◆ Study material
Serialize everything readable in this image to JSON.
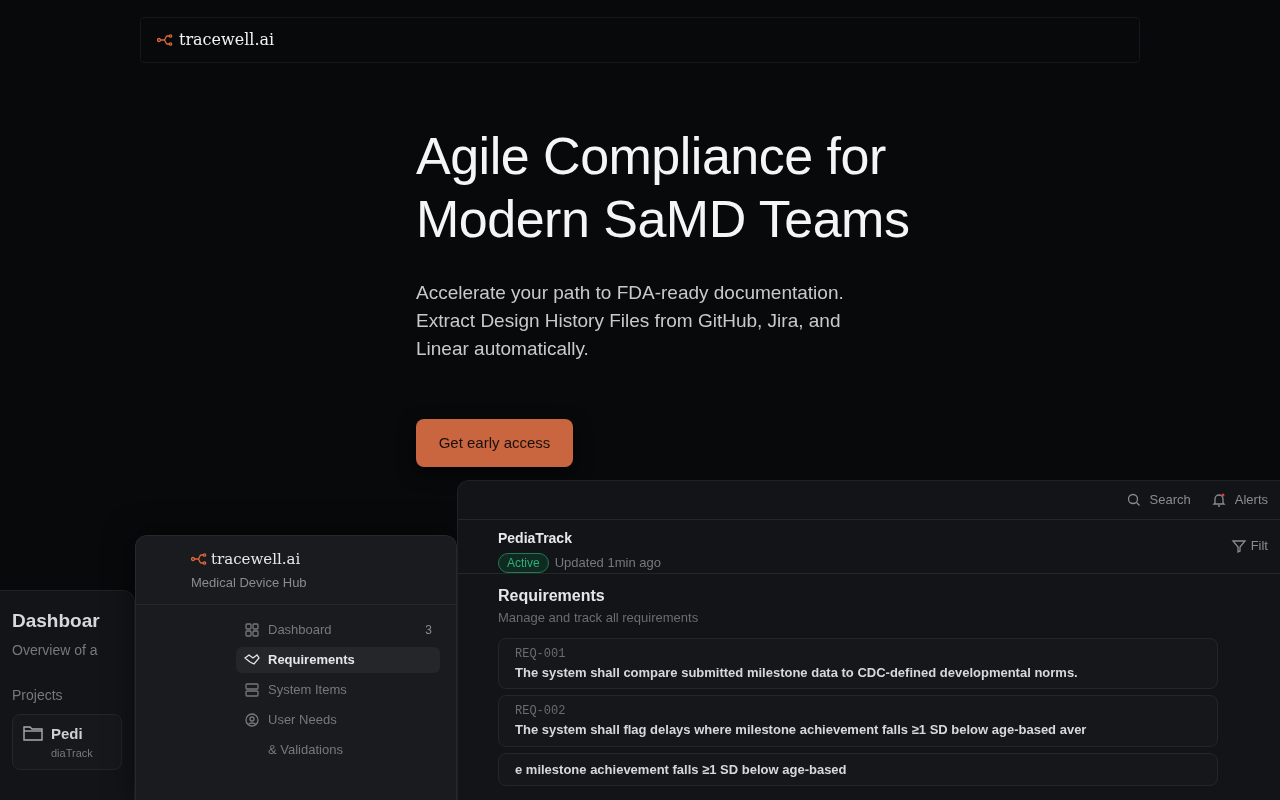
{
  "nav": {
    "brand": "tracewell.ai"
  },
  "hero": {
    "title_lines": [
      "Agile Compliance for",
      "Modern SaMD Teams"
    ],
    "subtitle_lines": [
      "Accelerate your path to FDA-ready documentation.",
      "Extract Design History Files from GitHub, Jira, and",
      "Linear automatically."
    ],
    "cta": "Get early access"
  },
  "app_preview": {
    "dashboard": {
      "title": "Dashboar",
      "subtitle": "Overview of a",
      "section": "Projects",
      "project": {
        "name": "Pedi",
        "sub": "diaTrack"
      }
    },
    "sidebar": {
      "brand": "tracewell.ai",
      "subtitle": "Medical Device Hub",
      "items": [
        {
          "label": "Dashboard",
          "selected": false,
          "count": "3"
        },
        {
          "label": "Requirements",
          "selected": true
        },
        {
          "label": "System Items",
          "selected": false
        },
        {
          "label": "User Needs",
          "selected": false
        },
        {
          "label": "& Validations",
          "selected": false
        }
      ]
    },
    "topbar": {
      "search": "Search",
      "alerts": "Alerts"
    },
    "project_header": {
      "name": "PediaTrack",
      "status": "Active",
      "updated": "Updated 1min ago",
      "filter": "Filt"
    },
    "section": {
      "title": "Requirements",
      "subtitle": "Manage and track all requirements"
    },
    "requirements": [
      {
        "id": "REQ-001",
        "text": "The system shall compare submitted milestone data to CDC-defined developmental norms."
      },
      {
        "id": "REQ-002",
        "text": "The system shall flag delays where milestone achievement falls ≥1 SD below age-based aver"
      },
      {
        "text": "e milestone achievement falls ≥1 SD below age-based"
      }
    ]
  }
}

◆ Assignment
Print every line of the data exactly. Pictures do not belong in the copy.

◆ Result of this task
Serialize everything readable in this image to JSON.
{
  "nav": {
    "brand": "tracewell.ai"
  },
  "hero": {
    "title_lines": [
      "Agile Compliance for",
      "Modern SaMD Teams"
    ],
    "subtitle_lines": [
      "Accelerate your path to FDA-ready documentation.",
      "Extract Design History Files from GitHub, Jira, and",
      "Linear automatically."
    ],
    "cta": "Get early access"
  },
  "app_preview": {
    "dashboard": {
      "title": "Dashboar",
      "subtitle": "Overview of a",
      "section": "Projects",
      "project": {
        "name": "Pedi",
        "sub": "diaTrack"
      }
    },
    "sidebar": {
      "brand": "tracewell.ai",
      "subtitle": "Medical Device Hub",
      "items": [
        {
          "label": "Dashboard",
          "selected": false,
          "count": "3"
        },
        {
          "label": "Requirements",
          "selected": true
        },
        {
          "label": "System Items",
          "selected": false
        },
        {
          "label": "User Needs",
          "selected": false
        },
        {
          "label": "& Validations",
          "selected": false
        }
      ]
    },
    "topbar": {
      "search": "Search",
      "alerts": "Alerts"
    },
    "project_header": {
      "name": "PediaTrack",
      "status": "Active",
      "updated": "Updated 1min ago",
      "filter": "Filt"
    },
    "section": {
      "title": "Requirements",
      "subtitle": "Manage and track all requirements"
    },
    "requirements": [
      {
        "id": "REQ-001",
        "text": "The system shall compare submitted milestone data to CDC-defined developmental norms."
      },
      {
        "id": "REQ-002",
        "text": "The system shall flag delays where milestone achievement falls ≥1 SD below age-based aver"
      },
      {
        "text": "e milestone achievement falls ≥1 SD below age-based"
      }
    ]
  }
}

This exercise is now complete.